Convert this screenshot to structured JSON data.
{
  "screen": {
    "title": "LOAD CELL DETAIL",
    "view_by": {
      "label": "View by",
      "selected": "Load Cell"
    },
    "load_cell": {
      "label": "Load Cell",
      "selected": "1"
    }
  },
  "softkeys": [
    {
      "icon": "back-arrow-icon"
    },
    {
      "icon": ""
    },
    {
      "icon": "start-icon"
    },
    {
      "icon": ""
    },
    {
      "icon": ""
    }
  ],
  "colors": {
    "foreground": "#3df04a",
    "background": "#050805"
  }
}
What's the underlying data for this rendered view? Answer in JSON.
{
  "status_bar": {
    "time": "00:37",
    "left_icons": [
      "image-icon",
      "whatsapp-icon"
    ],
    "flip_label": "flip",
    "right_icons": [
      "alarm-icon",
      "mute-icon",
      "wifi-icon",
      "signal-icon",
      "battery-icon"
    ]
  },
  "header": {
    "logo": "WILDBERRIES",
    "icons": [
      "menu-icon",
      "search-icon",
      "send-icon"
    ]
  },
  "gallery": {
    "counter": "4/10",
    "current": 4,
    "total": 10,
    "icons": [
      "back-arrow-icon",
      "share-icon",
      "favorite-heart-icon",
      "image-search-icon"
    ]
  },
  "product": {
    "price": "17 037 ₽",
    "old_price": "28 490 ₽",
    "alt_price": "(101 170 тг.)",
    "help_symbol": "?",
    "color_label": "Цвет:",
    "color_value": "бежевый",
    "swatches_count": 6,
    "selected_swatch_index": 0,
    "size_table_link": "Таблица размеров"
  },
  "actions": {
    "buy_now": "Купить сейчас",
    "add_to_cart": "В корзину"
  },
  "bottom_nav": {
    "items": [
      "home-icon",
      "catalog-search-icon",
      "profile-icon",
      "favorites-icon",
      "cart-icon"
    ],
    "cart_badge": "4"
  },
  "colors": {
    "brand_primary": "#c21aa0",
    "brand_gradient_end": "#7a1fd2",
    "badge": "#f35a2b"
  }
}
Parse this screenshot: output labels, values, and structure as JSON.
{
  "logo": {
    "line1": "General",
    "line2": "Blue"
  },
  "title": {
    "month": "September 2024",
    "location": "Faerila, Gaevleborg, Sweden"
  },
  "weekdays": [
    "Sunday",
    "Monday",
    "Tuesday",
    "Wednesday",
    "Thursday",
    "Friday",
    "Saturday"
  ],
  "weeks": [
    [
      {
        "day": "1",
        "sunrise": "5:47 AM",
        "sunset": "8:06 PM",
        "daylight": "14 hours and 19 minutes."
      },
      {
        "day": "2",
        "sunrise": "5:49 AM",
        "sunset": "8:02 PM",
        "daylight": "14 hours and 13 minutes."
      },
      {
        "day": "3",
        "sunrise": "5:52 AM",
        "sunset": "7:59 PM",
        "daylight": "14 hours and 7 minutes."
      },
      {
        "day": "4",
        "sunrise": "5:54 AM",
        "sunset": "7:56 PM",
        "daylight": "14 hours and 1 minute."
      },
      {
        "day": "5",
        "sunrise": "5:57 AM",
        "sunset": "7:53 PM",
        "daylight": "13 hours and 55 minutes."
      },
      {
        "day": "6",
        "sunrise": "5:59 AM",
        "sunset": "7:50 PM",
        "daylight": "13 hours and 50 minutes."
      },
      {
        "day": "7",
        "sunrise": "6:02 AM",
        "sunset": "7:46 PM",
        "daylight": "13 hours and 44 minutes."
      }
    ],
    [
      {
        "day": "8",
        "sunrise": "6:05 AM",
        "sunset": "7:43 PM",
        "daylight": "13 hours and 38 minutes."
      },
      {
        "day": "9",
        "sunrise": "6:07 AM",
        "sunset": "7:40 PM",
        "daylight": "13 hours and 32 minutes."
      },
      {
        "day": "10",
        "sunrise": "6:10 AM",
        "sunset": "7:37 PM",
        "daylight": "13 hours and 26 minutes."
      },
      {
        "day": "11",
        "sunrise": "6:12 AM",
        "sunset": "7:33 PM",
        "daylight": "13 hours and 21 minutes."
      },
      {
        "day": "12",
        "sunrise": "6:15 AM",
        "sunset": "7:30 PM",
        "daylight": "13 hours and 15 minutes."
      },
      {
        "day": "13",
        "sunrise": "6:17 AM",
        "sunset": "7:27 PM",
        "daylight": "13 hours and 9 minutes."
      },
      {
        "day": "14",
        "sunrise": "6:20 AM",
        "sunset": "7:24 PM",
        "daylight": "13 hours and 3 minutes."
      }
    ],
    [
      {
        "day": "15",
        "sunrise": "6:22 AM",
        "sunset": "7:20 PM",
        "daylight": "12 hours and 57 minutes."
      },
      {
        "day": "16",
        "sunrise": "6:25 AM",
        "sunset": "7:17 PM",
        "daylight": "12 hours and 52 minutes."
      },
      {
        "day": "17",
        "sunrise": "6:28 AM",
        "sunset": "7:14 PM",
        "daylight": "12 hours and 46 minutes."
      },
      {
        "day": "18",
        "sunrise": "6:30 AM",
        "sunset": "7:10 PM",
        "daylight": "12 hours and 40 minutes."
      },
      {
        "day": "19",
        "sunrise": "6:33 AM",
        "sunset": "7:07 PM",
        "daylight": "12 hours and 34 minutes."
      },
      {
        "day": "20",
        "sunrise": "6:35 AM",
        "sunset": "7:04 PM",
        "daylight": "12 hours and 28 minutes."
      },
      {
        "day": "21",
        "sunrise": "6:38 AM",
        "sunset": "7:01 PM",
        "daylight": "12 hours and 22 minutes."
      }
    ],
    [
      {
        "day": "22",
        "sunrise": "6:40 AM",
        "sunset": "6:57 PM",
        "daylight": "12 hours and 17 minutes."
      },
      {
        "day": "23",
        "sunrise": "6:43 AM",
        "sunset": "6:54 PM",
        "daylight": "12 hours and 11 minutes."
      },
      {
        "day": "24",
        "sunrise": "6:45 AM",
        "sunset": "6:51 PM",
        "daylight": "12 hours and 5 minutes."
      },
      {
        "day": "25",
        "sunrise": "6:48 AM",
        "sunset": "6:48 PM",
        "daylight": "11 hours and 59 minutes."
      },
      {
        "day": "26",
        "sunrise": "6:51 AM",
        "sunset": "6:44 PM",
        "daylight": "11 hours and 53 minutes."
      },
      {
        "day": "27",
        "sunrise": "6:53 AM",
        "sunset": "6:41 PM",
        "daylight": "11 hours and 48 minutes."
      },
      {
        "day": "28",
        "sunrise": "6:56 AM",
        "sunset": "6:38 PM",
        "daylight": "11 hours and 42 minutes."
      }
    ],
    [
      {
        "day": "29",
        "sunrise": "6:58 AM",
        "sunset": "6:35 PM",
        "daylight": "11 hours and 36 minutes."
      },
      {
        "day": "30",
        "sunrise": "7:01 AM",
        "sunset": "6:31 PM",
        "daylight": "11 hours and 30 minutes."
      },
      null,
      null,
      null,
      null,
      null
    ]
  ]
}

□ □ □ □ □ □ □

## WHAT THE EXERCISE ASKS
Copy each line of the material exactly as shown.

## TASK ANSWER
Convert this screenshot to structured JSON data.
{
  "screen": {
    "title": "LOAD CELL DETAIL",
    "view_by": {
      "label": "View by",
      "selected": "Load Cell"
    },
    "load_cell": {
      "label": "Load Cell",
      "selected": "1"
    }
  },
  "softkeys": [
    {
      "icon": "back-arrow-icon"
    },
    {
      "icon": ""
    },
    {
      "icon": "start-icon"
    },
    {
      "icon": ""
    },
    {
      "icon": ""
    }
  ],
  "colors": {
    "foreground": "#3df04a",
    "background": "#050805"
  }
}
What's the underlying data for this rendered view? Answer in JSON.
{
  "status_bar": {
    "time": "00:37",
    "left_icons": [
      "image-icon",
      "whatsapp-icon"
    ],
    "flip_label": "flip",
    "right_icons": [
      "alarm-icon",
      "mute-icon",
      "wifi-icon",
      "signal-icon",
      "battery-icon"
    ]
  },
  "header": {
    "logo": "WILDBERRIES",
    "icons": [
      "menu-icon",
      "search-icon",
      "send-icon"
    ]
  },
  "gallery": {
    "counter": "4/10",
    "current": 4,
    "total": 10,
    "icons": [
      "back-arrow-icon",
      "share-icon",
      "favorite-heart-icon",
      "image-search-icon"
    ]
  },
  "product": {
    "price": "17 037 ₽",
    "old_price": "28 490 ₽",
    "alt_price": "(101 170 тг.)",
    "help_symbol": "?",
    "color_label": "Цвет:",
    "color_value": "бежевый",
    "swatches_count": 6,
    "selected_swatch_index": 0,
    "size_table_link": "Таблица размеров"
  },
  "actions": {
    "buy_now": "Купить сейчас",
    "add_to_cart": "В корзину"
  },
  "bottom_nav": {
    "items": [
      "home-icon",
      "catalog-search-icon",
      "profile-icon",
      "favorites-icon",
      "cart-icon"
    ],
    "cart_badge": "4"
  },
  "colors": {
    "brand_primary": "#c21aa0",
    "brand_gradient_end": "#7a1fd2",
    "badge": "#f35a2b"
  }
}
Parse this screenshot: output labels, values, and structure as JSON.
{
  "logo": {
    "line1": "General",
    "line2": "Blue"
  },
  "title": {
    "month": "September 2024",
    "location": "Faerila, Gaevleborg, Sweden"
  },
  "weekdays": [
    "Sunday",
    "Monday",
    "Tuesday",
    "Wednesday",
    "Thursday",
    "Friday",
    "Saturday"
  ],
  "weeks": [
    [
      {
        "day": "1",
        "sunrise": "5:47 AM",
        "sunset": "8:06 PM",
        "daylight": "14 hours and 19 minutes."
      },
      {
        "day": "2",
        "sunrise": "5:49 AM",
        "sunset": "8:02 PM",
        "daylight": "14 hours and 13 minutes."
      },
      {
        "day": "3",
        "sunrise": "5:52 AM",
        "sunset": "7:59 PM",
        "daylight": "14 hours and 7 minutes."
      },
      {
        "day": "4",
        "sunrise": "5:54 AM",
        "sunset": "7:56 PM",
        "daylight": "14 hours and 1 minute."
      },
      {
        "day": "5",
        "sunrise": "5:57 AM",
        "sunset": "7:53 PM",
        "daylight": "13 hours and 55 minutes."
      },
      {
        "day": "6",
        "sunrise": "5:59 AM",
        "sunset": "7:50 PM",
        "daylight": "13 hours and 50 minutes."
      },
      {
        "day": "7",
        "sunrise": "6:02 AM",
        "sunset": "7:46 PM",
        "daylight": "13 hours and 44 minutes."
      }
    ],
    [
      {
        "day": "8",
        "sunrise": "6:05 AM",
        "sunset": "7:43 PM",
        "daylight": "13 hours and 38 minutes."
      },
      {
        "day": "9",
        "sunrise": "6:07 AM",
        "sunset": "7:40 PM",
        "daylight": "13 hours and 32 minutes."
      },
      {
        "day": "10",
        "sunrise": "6:10 AM",
        "sunset": "7:37 PM",
        "daylight": "13 hours and 26 minutes."
      },
      {
        "day": "11",
        "sunrise": "6:12 AM",
        "sunset": "7:33 PM",
        "daylight": "13 hours and 21 minutes."
      },
      {
        "day": "12",
        "sunrise": "6:15 AM",
        "sunset": "7:30 PM",
        "daylight": "13 hours and 15 minutes."
      },
      {
        "day": "13",
        "sunrise": "6:17 AM",
        "sunset": "7:27 PM",
        "daylight": "13 hours and 9 minutes."
      },
      {
        "day": "14",
        "sunrise": "6:20 AM",
        "sunset": "7:24 PM",
        "daylight": "13 hours and 3 minutes."
      }
    ],
    [
      {
        "day": "15",
        "sunrise": "6:22 AM",
        "sunset": "7:20 PM",
        "daylight": "12 hours and 57 minutes."
      },
      {
        "day": "16",
        "sunrise": "6:25 AM",
        "sunset": "7:17 PM",
        "daylight": "12 hours and 52 minutes."
      },
      {
        "day": "17",
        "sunrise": "6:28 AM",
        "sunset": "7:14 PM",
        "daylight": "12 hours and 46 minutes."
      },
      {
        "day": "18",
        "sunrise": "6:30 AM",
        "sunset": "7:10 PM",
        "daylight": "12 hours and 40 minutes."
      },
      {
        "day": "19",
        "sunrise": "6:33 AM",
        "sunset": "7:07 PM",
        "daylight": "12 hours and 34 minutes."
      },
      {
        "day": "20",
        "sunrise": "6:35 AM",
        "sunset": "7:04 PM",
        "daylight": "12 hours and 28 minutes."
      },
      {
        "day": "21",
        "sunrise": "6:38 AM",
        "sunset": "7:01 PM",
        "daylight": "12 hours and 22 minutes."
      }
    ],
    [
      {
        "day": "22",
        "sunrise": "6:40 AM",
        "sunset": "6:57 PM",
        "daylight": "12 hours and 17 minutes."
      },
      {
        "day": "23",
        "sunrise": "6:43 AM",
        "sunset": "6:54 PM",
        "daylight": "12 hours and 11 minutes."
      },
      {
        "day": "24",
        "sunrise": "6:45 AM",
        "sunset": "6:51 PM",
        "daylight": "12 hours and 5 minutes."
      },
      {
        "day": "25",
        "sunrise": "6:48 AM",
        "sunset": "6:48 PM",
        "daylight": "11 hours and 59 minutes."
      },
      {
        "day": "26",
        "sunrise": "6:51 AM",
        "sunset": "6:44 PM",
        "daylight": "11 hours and 53 minutes."
      },
      {
        "day": "27",
        "sunrise": "6:53 AM",
        "sunset": "6:41 PM",
        "daylight": "11 hours and 48 minutes."
      },
      {
        "day": "28",
        "sunrise": "6:56 AM",
        "sunset": "6:38 PM",
        "daylight": "11 hours and 42 minutes."
      }
    ],
    [
      {
        "day": "29",
        "sunrise": "6:58 AM",
        "sunset": "6:35 PM",
        "daylight": "11 hours and 36 minutes."
      },
      {
        "day": "30",
        "sunrise": "7:01 AM",
        "sunset": "6:31 PM",
        "daylight": "11 hours and 30 minutes."
      },
      null,
      null,
      null,
      null,
      null
    ]
  ]
}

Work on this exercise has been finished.